--- SUPPLIED INFORMATION Enclosed Below ---
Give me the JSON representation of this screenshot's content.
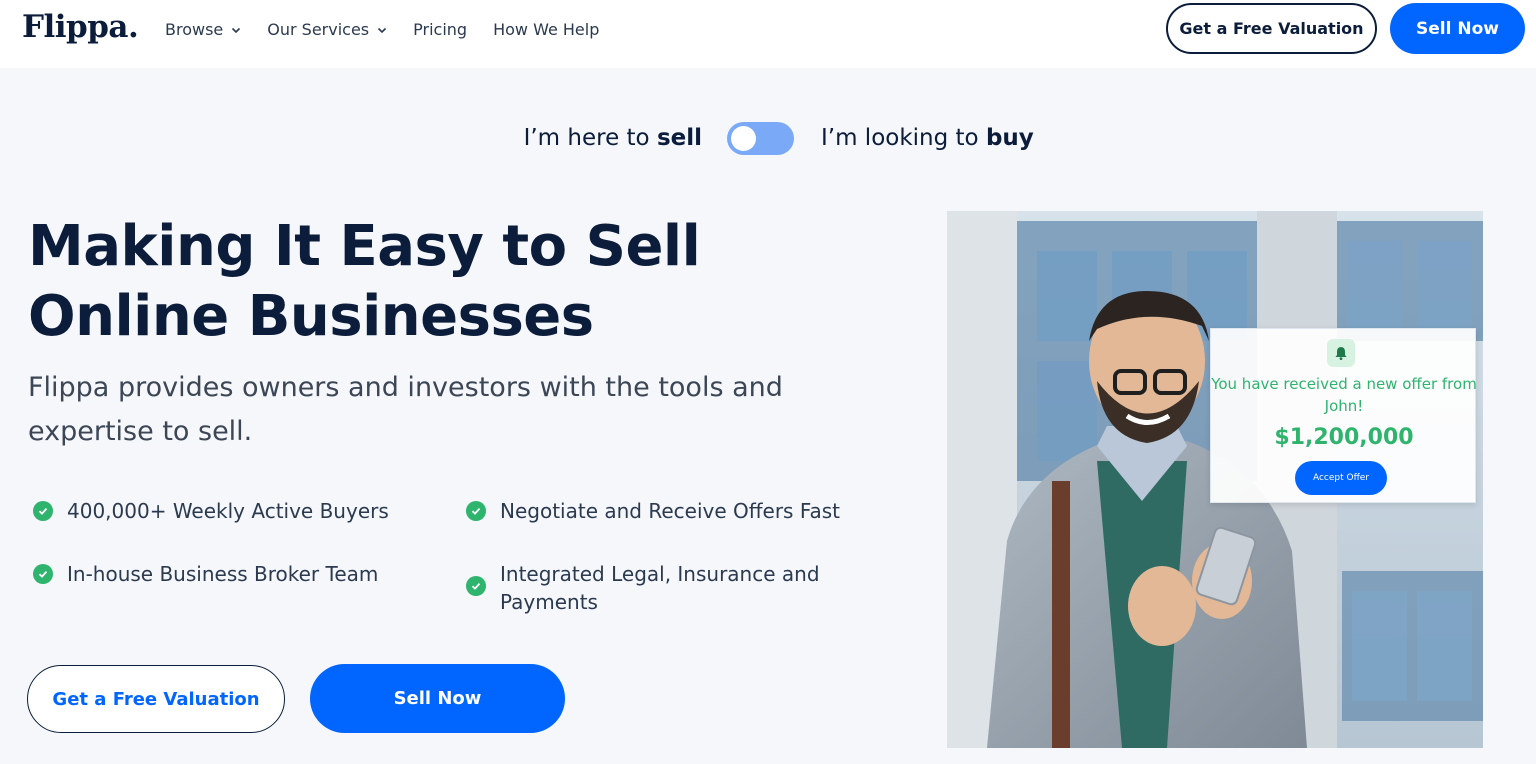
{
  "header": {
    "logo": "Flippa.",
    "nav": [
      {
        "label": "Browse",
        "has_dropdown": true
      },
      {
        "label": "Our Services",
        "has_dropdown": true
      },
      {
        "label": "Pricing",
        "has_dropdown": false
      },
      {
        "label": "How We Help",
        "has_dropdown": false
      }
    ],
    "valuation_label": "Get a Free Valuation",
    "sell_label": "Sell Now"
  },
  "toggle": {
    "left_prefix": "I’m here to ",
    "left_bold": "sell",
    "right_prefix": "I’m looking to ",
    "right_bold": "buy",
    "state": "sell"
  },
  "hero": {
    "headline_line1": "Making It Easy to Sell",
    "headline_line2": "Online Businesses",
    "subhead": "Flippa provides owners and investors with the tools and expertise to sell.",
    "features": [
      "400,000+ Weekly Active Buyers",
      "Negotiate and Receive Offers Fast",
      "In-house Business Broker Team",
      "Integrated Legal, Insurance and Payments"
    ],
    "valuation_label": "Get a Free Valuation",
    "sell_label": "Sell Now"
  },
  "offer_card": {
    "icon": "bell-icon",
    "message": "You have received a new offer from John!",
    "amount": "$1,200,000",
    "button_label": "Accept Offer"
  },
  "colors": {
    "primary": "#0066ff",
    "navy": "#0b1d3a",
    "success": "#2fb46e",
    "page_bg": "#f5f7fb"
  }
}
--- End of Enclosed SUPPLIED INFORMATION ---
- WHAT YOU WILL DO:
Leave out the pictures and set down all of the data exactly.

- ANSWER TO THIS TASK:
Give me the JSON representation of this screenshot's content.
{
  "header": {
    "logo": "Flippa.",
    "nav": [
      {
        "label": "Browse",
        "has_dropdown": true
      },
      {
        "label": "Our Services",
        "has_dropdown": true
      },
      {
        "label": "Pricing",
        "has_dropdown": false
      },
      {
        "label": "How We Help",
        "has_dropdown": false
      }
    ],
    "valuation_label": "Get a Free Valuation",
    "sell_label": "Sell Now"
  },
  "toggle": {
    "left_prefix": "I’m here to ",
    "left_bold": "sell",
    "right_prefix": "I’m looking to ",
    "right_bold": "buy",
    "state": "sell"
  },
  "hero": {
    "headline_line1": "Making It Easy to Sell",
    "headline_line2": "Online Businesses",
    "subhead": "Flippa provides owners and investors with the tools and expertise to sell.",
    "features": [
      "400,000+ Weekly Active Buyers",
      "Negotiate and Receive Offers Fast",
      "In-house Business Broker Team",
      "Integrated Legal, Insurance and Payments"
    ],
    "valuation_label": "Get a Free Valuation",
    "sell_label": "Sell Now"
  },
  "offer_card": {
    "icon": "bell-icon",
    "message": "You have received a new offer from John!",
    "amount": "$1,200,000",
    "button_label": "Accept Offer"
  },
  "colors": {
    "primary": "#0066ff",
    "navy": "#0b1d3a",
    "success": "#2fb46e",
    "page_bg": "#f5f7fb"
  }
}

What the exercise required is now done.